» **What is needed**: Look through the entries below for the string "this", and copy each line where it is found.

» **Records shown**:
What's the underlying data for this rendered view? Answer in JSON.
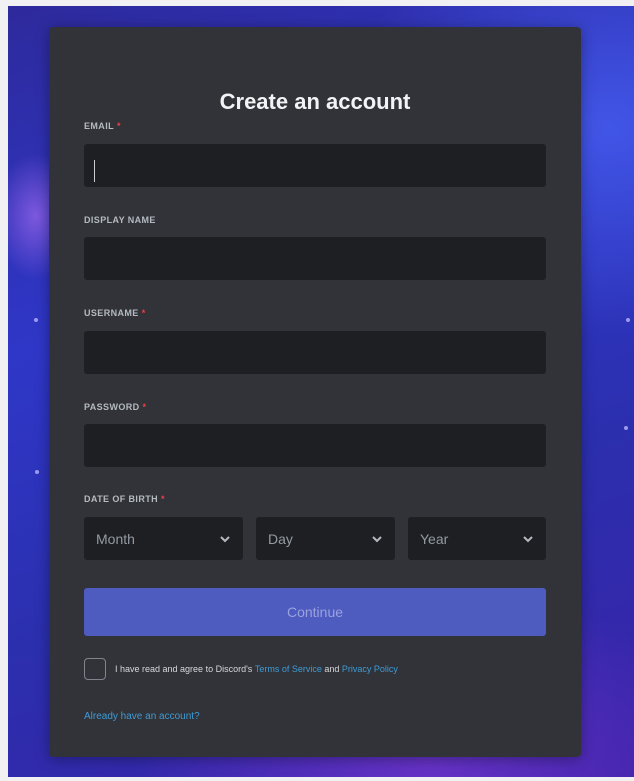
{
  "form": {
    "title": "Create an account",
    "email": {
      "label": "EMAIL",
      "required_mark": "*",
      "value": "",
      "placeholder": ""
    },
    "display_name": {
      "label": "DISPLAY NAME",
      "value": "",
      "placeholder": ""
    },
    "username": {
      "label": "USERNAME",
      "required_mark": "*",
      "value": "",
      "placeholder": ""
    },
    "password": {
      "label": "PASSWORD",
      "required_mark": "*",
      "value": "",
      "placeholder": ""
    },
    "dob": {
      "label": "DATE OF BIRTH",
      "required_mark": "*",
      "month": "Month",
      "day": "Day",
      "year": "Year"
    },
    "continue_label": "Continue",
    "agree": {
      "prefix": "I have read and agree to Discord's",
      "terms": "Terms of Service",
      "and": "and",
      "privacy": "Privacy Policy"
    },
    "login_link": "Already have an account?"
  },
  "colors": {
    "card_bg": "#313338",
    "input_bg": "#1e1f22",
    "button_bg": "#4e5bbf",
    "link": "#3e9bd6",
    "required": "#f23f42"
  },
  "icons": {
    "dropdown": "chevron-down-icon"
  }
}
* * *
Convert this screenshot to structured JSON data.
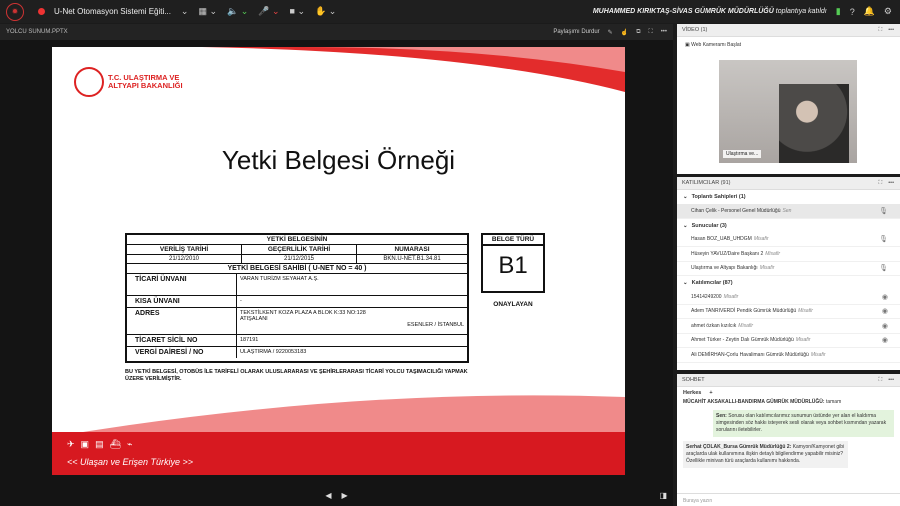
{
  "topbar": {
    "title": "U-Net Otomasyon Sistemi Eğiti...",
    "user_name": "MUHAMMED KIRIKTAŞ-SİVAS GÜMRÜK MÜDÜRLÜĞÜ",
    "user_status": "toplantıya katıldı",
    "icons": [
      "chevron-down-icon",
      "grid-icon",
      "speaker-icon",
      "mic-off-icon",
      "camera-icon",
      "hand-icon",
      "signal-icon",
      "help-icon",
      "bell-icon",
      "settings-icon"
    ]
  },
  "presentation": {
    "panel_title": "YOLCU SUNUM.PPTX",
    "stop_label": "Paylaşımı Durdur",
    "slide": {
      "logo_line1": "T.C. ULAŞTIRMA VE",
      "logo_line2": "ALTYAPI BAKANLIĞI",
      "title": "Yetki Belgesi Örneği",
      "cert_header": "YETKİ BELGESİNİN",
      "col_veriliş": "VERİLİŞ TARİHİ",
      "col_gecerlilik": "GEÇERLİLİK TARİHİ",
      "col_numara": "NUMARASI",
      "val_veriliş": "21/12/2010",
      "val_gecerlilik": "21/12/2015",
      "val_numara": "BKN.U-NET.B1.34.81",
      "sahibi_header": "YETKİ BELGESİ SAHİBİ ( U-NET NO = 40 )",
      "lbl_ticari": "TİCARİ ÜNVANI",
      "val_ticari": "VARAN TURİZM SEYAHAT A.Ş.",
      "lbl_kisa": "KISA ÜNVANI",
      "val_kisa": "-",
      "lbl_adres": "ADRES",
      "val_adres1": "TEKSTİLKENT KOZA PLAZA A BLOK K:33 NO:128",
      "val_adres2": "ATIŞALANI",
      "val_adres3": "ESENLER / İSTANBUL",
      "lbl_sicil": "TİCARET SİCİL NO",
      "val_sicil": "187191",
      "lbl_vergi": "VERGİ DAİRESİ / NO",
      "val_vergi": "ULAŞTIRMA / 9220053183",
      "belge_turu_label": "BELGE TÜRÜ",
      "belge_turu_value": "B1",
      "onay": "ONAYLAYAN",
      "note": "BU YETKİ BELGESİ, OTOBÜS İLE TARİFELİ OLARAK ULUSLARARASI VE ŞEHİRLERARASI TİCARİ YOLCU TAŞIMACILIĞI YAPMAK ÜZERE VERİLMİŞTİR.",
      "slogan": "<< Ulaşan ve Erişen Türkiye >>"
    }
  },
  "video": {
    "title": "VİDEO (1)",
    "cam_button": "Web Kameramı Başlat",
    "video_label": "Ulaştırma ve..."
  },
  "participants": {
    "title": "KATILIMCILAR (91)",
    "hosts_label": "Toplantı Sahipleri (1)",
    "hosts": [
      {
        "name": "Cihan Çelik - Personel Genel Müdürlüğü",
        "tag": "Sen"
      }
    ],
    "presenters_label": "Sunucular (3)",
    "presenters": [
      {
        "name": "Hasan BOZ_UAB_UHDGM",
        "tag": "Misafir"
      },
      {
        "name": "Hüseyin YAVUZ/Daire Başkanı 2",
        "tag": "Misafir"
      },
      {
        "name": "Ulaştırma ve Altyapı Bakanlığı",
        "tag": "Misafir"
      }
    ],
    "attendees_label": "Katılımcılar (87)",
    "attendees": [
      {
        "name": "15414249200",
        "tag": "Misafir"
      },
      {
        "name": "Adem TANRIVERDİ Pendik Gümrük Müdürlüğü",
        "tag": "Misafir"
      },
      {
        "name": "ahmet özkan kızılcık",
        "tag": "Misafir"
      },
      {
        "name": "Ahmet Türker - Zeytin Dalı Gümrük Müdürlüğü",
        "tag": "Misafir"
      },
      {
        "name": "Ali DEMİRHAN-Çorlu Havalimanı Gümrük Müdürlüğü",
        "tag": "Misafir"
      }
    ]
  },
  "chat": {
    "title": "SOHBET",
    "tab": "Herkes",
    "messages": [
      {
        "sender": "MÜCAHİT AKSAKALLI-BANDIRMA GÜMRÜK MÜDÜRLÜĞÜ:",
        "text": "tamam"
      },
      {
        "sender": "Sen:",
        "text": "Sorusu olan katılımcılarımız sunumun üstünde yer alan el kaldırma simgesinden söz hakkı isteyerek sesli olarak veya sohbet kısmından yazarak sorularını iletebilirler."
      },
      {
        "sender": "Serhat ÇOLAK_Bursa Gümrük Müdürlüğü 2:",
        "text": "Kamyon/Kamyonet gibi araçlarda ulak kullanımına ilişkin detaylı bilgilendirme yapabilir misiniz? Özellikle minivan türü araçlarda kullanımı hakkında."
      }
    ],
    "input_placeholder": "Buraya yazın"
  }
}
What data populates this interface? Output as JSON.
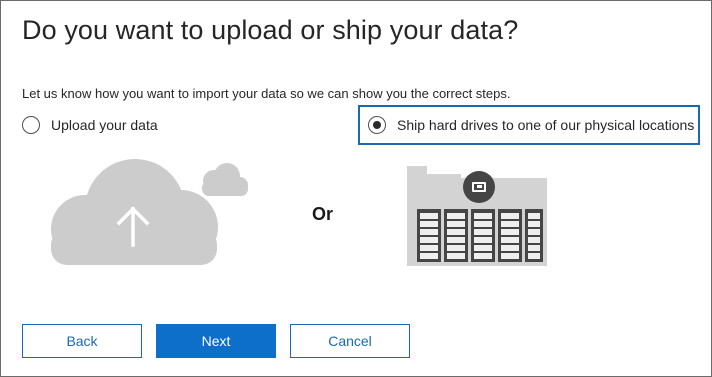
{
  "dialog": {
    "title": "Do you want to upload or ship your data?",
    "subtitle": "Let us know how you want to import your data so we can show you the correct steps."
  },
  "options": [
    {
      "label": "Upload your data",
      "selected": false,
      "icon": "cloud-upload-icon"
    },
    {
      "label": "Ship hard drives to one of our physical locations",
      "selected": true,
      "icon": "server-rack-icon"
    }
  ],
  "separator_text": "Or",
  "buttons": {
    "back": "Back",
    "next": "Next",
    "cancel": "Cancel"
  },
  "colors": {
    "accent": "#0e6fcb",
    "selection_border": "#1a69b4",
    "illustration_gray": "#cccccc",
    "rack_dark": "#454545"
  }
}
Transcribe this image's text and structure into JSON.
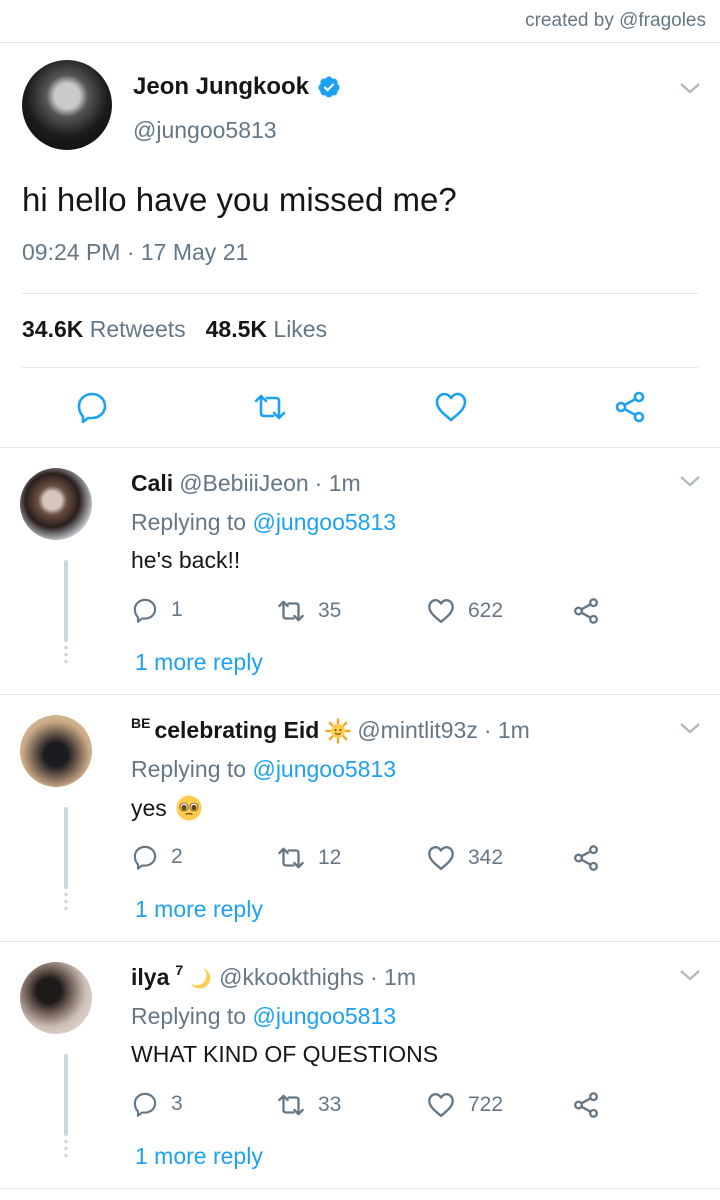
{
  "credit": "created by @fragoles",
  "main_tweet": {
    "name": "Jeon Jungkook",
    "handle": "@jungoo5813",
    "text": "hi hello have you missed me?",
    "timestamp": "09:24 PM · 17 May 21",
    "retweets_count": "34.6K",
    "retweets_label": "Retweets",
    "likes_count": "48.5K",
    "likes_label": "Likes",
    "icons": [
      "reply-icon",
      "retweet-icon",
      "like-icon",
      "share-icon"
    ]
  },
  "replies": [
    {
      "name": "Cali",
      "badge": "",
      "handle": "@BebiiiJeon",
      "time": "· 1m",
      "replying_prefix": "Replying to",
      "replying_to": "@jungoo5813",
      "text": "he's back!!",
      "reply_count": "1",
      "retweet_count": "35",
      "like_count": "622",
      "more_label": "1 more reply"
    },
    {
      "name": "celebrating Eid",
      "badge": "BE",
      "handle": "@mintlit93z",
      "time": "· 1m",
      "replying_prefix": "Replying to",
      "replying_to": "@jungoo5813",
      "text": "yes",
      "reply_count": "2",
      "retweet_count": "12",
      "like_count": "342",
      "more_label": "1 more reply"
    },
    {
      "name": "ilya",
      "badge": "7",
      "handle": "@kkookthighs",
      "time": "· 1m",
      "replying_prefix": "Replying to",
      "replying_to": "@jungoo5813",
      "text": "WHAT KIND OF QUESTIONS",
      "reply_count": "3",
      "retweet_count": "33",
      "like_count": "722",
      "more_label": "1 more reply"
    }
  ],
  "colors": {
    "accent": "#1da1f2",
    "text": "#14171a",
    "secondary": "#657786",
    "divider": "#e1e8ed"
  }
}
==
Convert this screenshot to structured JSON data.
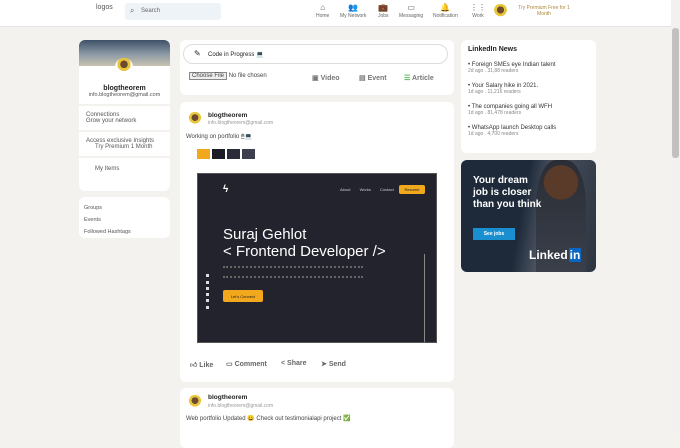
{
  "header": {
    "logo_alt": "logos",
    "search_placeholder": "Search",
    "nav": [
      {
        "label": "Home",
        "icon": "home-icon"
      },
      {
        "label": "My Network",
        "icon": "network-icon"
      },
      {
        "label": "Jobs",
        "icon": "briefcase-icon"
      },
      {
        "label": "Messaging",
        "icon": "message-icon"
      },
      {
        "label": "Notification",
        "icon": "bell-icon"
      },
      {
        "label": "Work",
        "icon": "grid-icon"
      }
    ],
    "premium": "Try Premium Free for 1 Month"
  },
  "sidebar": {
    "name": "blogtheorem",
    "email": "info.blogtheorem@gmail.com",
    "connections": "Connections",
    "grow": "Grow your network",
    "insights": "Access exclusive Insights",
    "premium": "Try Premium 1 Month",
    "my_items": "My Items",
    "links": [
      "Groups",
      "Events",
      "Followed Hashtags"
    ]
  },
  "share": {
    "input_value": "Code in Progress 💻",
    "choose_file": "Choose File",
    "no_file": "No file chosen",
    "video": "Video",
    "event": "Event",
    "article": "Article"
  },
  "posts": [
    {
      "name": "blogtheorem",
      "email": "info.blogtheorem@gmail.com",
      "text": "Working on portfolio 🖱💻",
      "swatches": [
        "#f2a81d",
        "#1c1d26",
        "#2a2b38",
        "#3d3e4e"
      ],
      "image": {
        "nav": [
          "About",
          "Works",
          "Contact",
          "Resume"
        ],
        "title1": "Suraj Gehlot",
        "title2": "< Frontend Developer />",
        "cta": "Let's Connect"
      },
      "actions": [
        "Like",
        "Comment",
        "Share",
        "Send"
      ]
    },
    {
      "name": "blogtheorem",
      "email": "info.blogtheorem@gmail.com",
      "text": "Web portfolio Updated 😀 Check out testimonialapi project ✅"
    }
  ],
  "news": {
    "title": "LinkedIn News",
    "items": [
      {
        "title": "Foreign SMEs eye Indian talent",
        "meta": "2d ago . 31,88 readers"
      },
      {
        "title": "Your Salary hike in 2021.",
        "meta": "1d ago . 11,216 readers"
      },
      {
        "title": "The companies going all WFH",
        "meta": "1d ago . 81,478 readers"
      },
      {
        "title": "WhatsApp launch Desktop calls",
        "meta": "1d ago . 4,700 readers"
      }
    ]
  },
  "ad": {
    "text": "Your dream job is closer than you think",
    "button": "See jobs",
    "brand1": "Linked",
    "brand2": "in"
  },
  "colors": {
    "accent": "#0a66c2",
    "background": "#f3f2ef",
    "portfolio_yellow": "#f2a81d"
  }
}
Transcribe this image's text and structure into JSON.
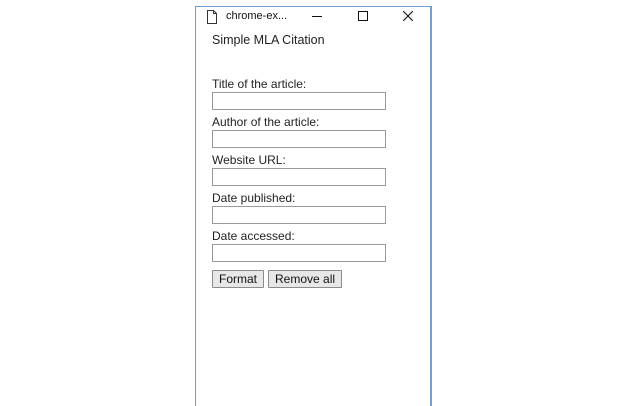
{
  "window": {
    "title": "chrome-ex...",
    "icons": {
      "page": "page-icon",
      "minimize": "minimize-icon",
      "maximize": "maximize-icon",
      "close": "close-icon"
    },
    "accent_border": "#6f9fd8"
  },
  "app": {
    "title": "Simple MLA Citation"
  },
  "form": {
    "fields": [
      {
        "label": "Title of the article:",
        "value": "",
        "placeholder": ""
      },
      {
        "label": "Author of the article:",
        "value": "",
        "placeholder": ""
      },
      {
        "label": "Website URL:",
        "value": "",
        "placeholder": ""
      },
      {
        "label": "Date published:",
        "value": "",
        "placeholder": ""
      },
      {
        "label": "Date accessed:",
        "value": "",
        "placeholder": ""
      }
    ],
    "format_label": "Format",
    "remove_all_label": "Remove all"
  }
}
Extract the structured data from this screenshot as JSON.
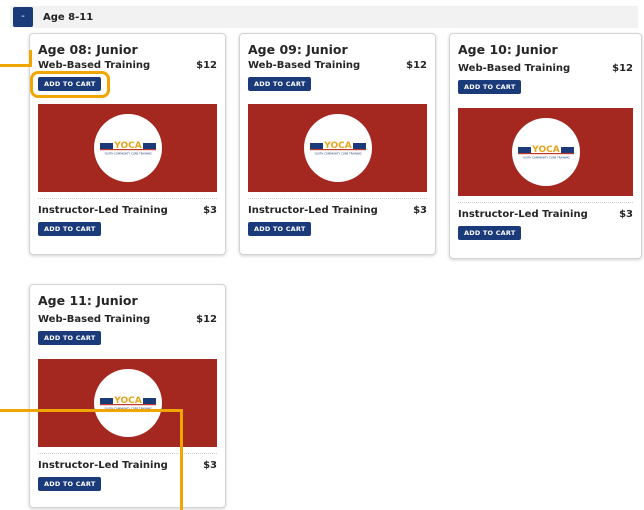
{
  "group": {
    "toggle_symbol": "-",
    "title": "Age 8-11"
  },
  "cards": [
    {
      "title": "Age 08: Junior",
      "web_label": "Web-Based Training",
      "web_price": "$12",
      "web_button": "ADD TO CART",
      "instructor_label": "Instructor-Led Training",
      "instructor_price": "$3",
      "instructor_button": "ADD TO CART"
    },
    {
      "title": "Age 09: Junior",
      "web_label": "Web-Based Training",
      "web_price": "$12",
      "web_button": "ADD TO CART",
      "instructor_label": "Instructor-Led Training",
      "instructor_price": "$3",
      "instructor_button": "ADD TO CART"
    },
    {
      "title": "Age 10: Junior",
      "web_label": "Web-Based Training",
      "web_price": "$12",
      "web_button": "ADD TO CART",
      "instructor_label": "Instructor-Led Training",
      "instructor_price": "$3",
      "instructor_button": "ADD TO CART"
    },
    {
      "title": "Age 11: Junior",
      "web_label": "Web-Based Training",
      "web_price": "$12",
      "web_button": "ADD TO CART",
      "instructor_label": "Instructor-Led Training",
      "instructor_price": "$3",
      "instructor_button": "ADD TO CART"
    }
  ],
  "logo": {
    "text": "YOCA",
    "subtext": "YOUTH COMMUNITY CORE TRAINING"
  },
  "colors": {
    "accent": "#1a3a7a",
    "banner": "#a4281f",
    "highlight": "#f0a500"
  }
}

» **Answer for the task**:
What's the underlying data for this rendered view? Answer in JSON.
Convert this screenshot to structured JSON data.
What data populates this interface? Output as JSON.
Transcribe this image's text and structure into JSON.
Convert this screenshot to structured JSON data.
Transcribe this image's text and structure into JSON.
Extract the structured data from this screenshot as JSON.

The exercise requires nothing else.